▸ **DATA IN THIS EXERCISE**
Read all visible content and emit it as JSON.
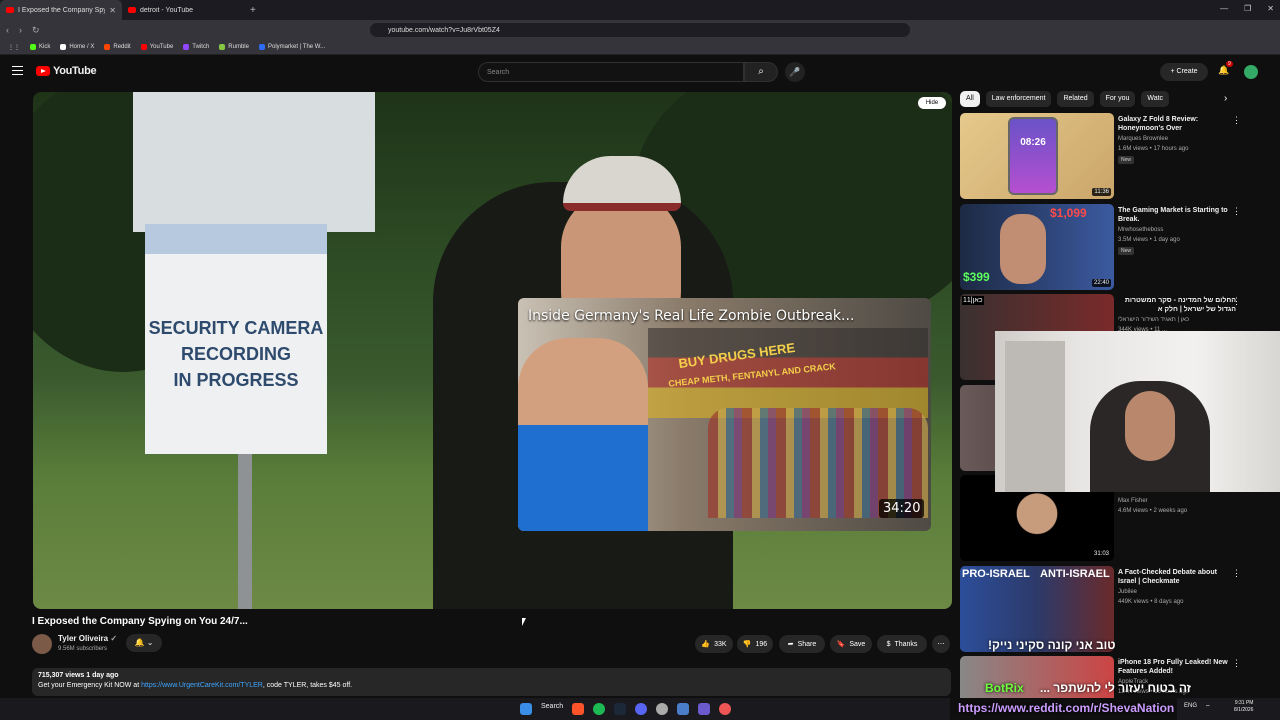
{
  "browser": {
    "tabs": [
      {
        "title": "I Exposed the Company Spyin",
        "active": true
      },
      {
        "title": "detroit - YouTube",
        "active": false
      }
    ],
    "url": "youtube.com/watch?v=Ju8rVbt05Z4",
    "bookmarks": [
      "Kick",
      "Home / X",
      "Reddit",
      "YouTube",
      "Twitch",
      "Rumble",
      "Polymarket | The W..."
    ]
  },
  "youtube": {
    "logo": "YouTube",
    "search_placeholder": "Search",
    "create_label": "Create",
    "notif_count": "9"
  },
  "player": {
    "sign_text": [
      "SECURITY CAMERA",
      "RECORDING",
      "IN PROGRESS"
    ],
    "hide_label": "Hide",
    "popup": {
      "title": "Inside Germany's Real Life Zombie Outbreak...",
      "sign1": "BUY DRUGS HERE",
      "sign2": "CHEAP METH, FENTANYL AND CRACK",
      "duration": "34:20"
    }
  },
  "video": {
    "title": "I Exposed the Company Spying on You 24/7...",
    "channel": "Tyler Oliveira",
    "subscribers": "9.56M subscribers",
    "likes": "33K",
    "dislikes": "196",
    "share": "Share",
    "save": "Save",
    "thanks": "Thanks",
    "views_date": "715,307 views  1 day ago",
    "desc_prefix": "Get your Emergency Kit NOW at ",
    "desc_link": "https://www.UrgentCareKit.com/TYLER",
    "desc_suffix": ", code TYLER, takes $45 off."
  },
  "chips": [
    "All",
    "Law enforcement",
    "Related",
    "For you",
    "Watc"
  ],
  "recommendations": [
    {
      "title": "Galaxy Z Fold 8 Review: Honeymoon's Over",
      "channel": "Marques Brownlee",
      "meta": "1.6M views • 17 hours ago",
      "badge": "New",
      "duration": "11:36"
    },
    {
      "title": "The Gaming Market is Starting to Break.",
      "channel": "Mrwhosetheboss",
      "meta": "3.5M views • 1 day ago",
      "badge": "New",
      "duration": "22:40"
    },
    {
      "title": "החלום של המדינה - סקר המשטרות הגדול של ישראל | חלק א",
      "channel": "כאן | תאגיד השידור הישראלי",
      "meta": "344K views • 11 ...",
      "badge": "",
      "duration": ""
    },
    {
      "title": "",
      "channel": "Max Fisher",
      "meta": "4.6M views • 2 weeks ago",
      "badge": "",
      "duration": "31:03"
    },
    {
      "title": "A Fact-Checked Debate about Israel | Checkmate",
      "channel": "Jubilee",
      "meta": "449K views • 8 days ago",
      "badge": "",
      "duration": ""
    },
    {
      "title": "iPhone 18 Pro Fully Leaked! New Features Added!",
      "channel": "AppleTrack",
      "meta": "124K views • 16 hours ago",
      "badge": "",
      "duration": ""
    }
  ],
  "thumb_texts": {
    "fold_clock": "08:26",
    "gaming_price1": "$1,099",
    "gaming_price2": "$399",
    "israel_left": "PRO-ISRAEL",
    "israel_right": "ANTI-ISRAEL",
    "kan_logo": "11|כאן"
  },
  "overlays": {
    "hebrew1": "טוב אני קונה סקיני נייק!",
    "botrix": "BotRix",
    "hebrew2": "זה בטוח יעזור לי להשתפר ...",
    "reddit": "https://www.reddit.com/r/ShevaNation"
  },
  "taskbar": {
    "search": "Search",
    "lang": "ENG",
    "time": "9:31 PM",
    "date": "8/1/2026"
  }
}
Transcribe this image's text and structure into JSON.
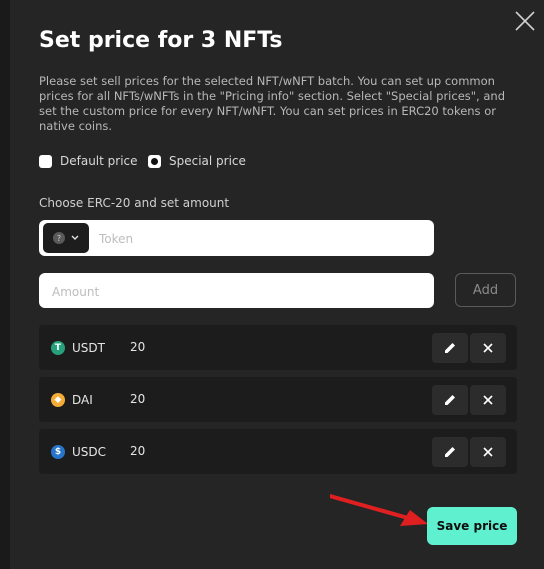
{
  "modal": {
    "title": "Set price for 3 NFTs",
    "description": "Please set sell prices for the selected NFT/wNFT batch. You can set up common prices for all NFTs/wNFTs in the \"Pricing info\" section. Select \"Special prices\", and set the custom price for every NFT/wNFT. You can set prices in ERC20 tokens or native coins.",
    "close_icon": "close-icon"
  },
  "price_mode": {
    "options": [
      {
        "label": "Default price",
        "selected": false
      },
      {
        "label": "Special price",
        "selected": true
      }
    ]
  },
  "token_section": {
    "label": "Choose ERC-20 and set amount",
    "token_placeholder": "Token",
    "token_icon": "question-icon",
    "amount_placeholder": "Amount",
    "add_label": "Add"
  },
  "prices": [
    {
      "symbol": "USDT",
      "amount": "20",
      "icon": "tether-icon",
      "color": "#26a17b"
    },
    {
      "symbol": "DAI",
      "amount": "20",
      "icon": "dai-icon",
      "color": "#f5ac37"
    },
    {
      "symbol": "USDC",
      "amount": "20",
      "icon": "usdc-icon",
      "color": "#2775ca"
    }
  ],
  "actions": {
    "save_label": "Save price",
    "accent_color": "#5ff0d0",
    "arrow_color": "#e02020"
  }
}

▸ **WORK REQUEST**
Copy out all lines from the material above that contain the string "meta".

▸ **WRITTEN SOLUTION**
      "meta": "1.6M views • 17 hours ago",
      "meta": "3.5M views • 1 day ago",
      "meta": "344K views • 11 ...",
      "meta": "4.6M views • 2 weeks ago",
      "meta": "449K views • 8 days ago",
      "meta": "124K views • 16 hours ago",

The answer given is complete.